# EFI Tuning Fundamentals: Air Density

## Air Density

### 04.00

00:00 | - So far we've been discussing air flow through the engine, but it isn't the actual air flow we're really interested in. |

00:06 | It's actually the amount of oxygen contained in the air that's important. |

00:10 | Air is made up of many components, and oxygen only makes up around 20%. |

00:15 | The reason we're interested in the oxygen content, is because this is the component of air that combines with the fuel during the combustion process. |

00:22 | All things being equal, the more oxygen we have available, the more power we can produce. |

00:28 | With this in mind, we need to know what mass of oxygen is contained in a given volume of air, and this is described by the air density. |

00:36 | Let's talk about what the term density actually means. |

00:40 | Just because we have a fixed volume, doesn't necessarily mean that it will contain the same mass. |

00:46 | Consider if we had two containers, and both containers measure one cubic foot. |

00:51 | The first container is filled with feathers, while the second is filled with sand. |

00:56 | Both containers hold the same volume of material, but their weight would obviously be dramatically different. |

01:01 | This is because the two materials simply have different densities. |

01:05 | Air density is described by the Greek symbol Rho. |

01:09 | The equation to calculate air density in units of pound per cubic foot is shown here, this is P divided by R, multiplied by T. |

01:19 | Let's discuss each element in the equation separately. |

01:22 | Rho is the air density, and this is what we're trying to calculate. |

01:27 | P is the absolute pressure, measured in pounds per square inch, R is a constant known as the specific gas constant, and in imperial units is defined as 53.35. |

01:39 | Finally T, is the air temperature in degrees rankine I'll just briefly mention the Rankine scale before we move on. |

01:47 | Similar to absolute pressure, the Rankine scale references absolute zero, which is the theoretical temperature at which all particles stop moving. |

01:56 | This is equal to minus 460 degrees Fahrenheit, so to express temperature on the Rankine scale, we need to add 460 to the value. |

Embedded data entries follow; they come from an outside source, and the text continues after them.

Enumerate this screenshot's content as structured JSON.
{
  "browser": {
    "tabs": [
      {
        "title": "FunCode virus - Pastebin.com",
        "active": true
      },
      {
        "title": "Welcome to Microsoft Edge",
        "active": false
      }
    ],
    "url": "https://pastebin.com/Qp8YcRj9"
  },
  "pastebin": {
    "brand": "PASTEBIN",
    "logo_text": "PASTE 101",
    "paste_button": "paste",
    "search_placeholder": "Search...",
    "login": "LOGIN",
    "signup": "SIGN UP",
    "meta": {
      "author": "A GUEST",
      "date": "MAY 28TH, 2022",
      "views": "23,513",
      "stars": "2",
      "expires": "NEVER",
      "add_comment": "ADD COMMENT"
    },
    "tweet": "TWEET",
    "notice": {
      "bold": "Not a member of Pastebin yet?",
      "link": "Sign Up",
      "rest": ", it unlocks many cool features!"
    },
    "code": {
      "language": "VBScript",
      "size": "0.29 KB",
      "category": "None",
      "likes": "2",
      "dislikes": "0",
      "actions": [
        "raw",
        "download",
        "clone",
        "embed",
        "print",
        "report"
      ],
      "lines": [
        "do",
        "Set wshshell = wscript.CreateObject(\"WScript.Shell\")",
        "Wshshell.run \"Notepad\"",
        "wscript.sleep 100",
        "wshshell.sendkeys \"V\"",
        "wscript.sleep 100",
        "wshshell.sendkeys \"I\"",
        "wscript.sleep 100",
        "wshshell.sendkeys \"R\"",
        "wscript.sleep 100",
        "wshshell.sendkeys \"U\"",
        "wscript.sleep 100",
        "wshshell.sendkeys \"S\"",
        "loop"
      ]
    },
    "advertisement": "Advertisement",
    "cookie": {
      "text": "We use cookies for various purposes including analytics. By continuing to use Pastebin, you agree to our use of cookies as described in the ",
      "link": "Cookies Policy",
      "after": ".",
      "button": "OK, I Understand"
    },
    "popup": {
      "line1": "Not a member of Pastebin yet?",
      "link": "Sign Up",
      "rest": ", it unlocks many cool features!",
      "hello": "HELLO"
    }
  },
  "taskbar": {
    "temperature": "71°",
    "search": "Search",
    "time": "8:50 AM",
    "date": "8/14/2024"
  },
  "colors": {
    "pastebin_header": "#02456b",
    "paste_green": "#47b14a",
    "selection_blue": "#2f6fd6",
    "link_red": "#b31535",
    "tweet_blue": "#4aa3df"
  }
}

02:05 | In this case, our standard temperature of 59 degrees Fahrenheit, would become 519 on the Rankine scale. |

02:12 | Lastly, we also need to change the units of pressure from pounds per square inch to pounds per square foot. |

02:19 | Since that's how we want to express density. |

02:21 | To do this, we need to multiply our pressure in psi by 144 since there are 144 square inches in one square foot. |

02:32 | If we look at our equation now, you can see that we're multiplying the pressure on the top by 144 but on the bottom of the equation, we're multiplying our temperature by 53.35. |

02:43 | We can simplify this as 144 divided by 53.35 which is equal to 2.7. |

02:51 | So we can simply multiply the pressure on the top of the equation by 2.7 for simplicity. |

02:57 | This accounts for the specific gas constant as well as changing the units from pounds per square inch to pounds per square foot. |

03:05 | Now we can put some numbers into this equation and calculate the air density under the standard conditions that we've already discusssed. |

03:12 | We already know that the air pressure is equal to 14.7 psi under standard conditions and we now know that the air temperature is equal to 59 degrees fahrenheit which is 519 on the Rankine scale. |

03:25 | Now we can solve the equation and we find that the air density under standard conditions is equal to 0.076 pounds per cubic foot. |

03:35 | The key points you need to understand from this module is that air has a density, and this density varies with both temperature and pressure. |